PROBLEM TO WORK ON => Reproduce every line of the listing below exactly.

EXTRACTED DATA =>
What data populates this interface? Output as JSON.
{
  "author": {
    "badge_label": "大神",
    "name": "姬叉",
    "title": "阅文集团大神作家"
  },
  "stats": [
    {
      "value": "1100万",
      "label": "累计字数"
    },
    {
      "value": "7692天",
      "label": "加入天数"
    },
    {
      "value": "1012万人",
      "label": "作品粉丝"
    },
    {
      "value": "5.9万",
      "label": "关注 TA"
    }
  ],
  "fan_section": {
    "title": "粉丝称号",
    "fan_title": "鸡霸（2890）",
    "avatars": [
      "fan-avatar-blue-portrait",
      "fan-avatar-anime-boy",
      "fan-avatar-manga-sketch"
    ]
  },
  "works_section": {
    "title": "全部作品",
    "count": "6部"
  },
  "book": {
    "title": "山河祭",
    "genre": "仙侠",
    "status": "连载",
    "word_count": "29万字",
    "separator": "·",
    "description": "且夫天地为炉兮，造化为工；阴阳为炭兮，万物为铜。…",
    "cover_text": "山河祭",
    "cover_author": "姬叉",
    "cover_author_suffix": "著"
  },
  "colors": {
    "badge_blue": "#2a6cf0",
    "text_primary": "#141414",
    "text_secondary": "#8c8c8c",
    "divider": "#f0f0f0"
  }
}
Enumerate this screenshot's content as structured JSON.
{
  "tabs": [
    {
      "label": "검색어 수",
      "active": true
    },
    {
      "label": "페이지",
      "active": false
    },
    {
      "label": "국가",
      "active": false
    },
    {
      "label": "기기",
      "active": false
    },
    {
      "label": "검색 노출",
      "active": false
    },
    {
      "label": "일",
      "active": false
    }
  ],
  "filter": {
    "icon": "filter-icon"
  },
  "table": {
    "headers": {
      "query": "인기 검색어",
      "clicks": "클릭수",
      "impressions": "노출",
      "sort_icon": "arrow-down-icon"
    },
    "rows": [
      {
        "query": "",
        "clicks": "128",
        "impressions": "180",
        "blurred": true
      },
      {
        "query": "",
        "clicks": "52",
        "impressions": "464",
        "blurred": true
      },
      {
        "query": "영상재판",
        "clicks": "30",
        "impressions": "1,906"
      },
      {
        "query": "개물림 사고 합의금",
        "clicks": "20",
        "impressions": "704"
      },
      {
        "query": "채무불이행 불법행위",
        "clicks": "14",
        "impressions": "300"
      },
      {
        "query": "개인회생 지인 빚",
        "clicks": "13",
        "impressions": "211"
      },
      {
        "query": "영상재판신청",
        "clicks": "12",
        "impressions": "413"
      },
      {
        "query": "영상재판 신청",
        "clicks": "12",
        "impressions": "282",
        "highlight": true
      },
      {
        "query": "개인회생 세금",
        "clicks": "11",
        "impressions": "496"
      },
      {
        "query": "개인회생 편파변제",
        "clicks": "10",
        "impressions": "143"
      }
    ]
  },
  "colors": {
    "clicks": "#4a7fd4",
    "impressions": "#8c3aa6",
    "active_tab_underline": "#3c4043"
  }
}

RESPONSE AREA =>
What data populates this interface? Output as JSON.
{
  "author": {
    "badge_label": "大神",
    "name": "姬叉",
    "title": "阅文集团大神作家"
  },
  "stats": [
    {
      "value": "1100万",
      "label": "累计字数"
    },
    {
      "value": "7692天",
      "label": "加入天数"
    },
    {
      "value": "1012万人",
      "label": "作品粉丝"
    },
    {
      "value": "5.9万",
      "label": "关注 TA"
    }
  ],
  "fan_section": {
    "title": "粉丝称号",
    "fan_title": "鸡霸（2890）",
    "avatars": [
      "fan-avatar-blue-portrait",
      "fan-avatar-anime-boy",
      "fan-avatar-manga-sketch"
    ]
  },
  "works_section": {
    "title": "全部作品",
    "count": "6部"
  },
  "book": {
    "title": "山河祭",
    "genre": "仙侠",
    "status": "连载",
    "word_count": "29万字",
    "separator": "·",
    "description": "且夫天地为炉兮，造化为工；阴阳为炭兮，万物为铜。…",
    "cover_text": "山河祭",
    "cover_author": "姬叉",
    "cover_author_suffix": "著"
  },
  "colors": {
    "badge_blue": "#2a6cf0",
    "text_primary": "#141414",
    "text_secondary": "#8c8c8c",
    "divider": "#f0f0f0"
  }
}
Enumerate this screenshot's content as structured JSON.
{
  "tabs": [
    {
      "label": "검색어 수",
      "active": true
    },
    {
      "label": "페이지",
      "active": false
    },
    {
      "label": "국가",
      "active": false
    },
    {
      "label": "기기",
      "active": false
    },
    {
      "label": "검색 노출",
      "active": false
    },
    {
      "label": "일",
      "active": false
    }
  ],
  "filter": {
    "icon": "filter-icon"
  },
  "table": {
    "headers": {
      "query": "인기 검색어",
      "clicks": "클릭수",
      "impressions": "노출",
      "sort_icon": "arrow-down-icon"
    },
    "rows": [
      {
        "query": "",
        "clicks": "128",
        "impressions": "180",
        "blurred": true
      },
      {
        "query": "",
        "clicks": "52",
        "impressions": "464",
        "blurred": true
      },
      {
        "query": "영상재판",
        "clicks": "30",
        "impressions": "1,906"
      },
      {
        "query": "개물림 사고 합의금",
        "clicks": "20",
        "impressions": "704"
      },
      {
        "query": "채무불이행 불법행위",
        "clicks": "14",
        "impressions": "300"
      },
      {
        "query": "개인회생 지인 빚",
        "clicks": "13",
        "impressions": "211"
      },
      {
        "query": "영상재판신청",
        "clicks": "12",
        "impressions": "413"
      },
      {
        "query": "영상재판 신청",
        "clicks": "12",
        "impressions": "282",
        "highlight": true
      },
      {
        "query": "개인회생 세금",
        "clicks": "11",
        "impressions": "496"
      },
      {
        "query": "개인회생 편파변제",
        "clicks": "10",
        "impressions": "143"
      }
    ]
  },
  "colors": {
    "clicks": "#4a7fd4",
    "impressions": "#8c3aa6",
    "active_tab_underline": "#3c4043"
  }
}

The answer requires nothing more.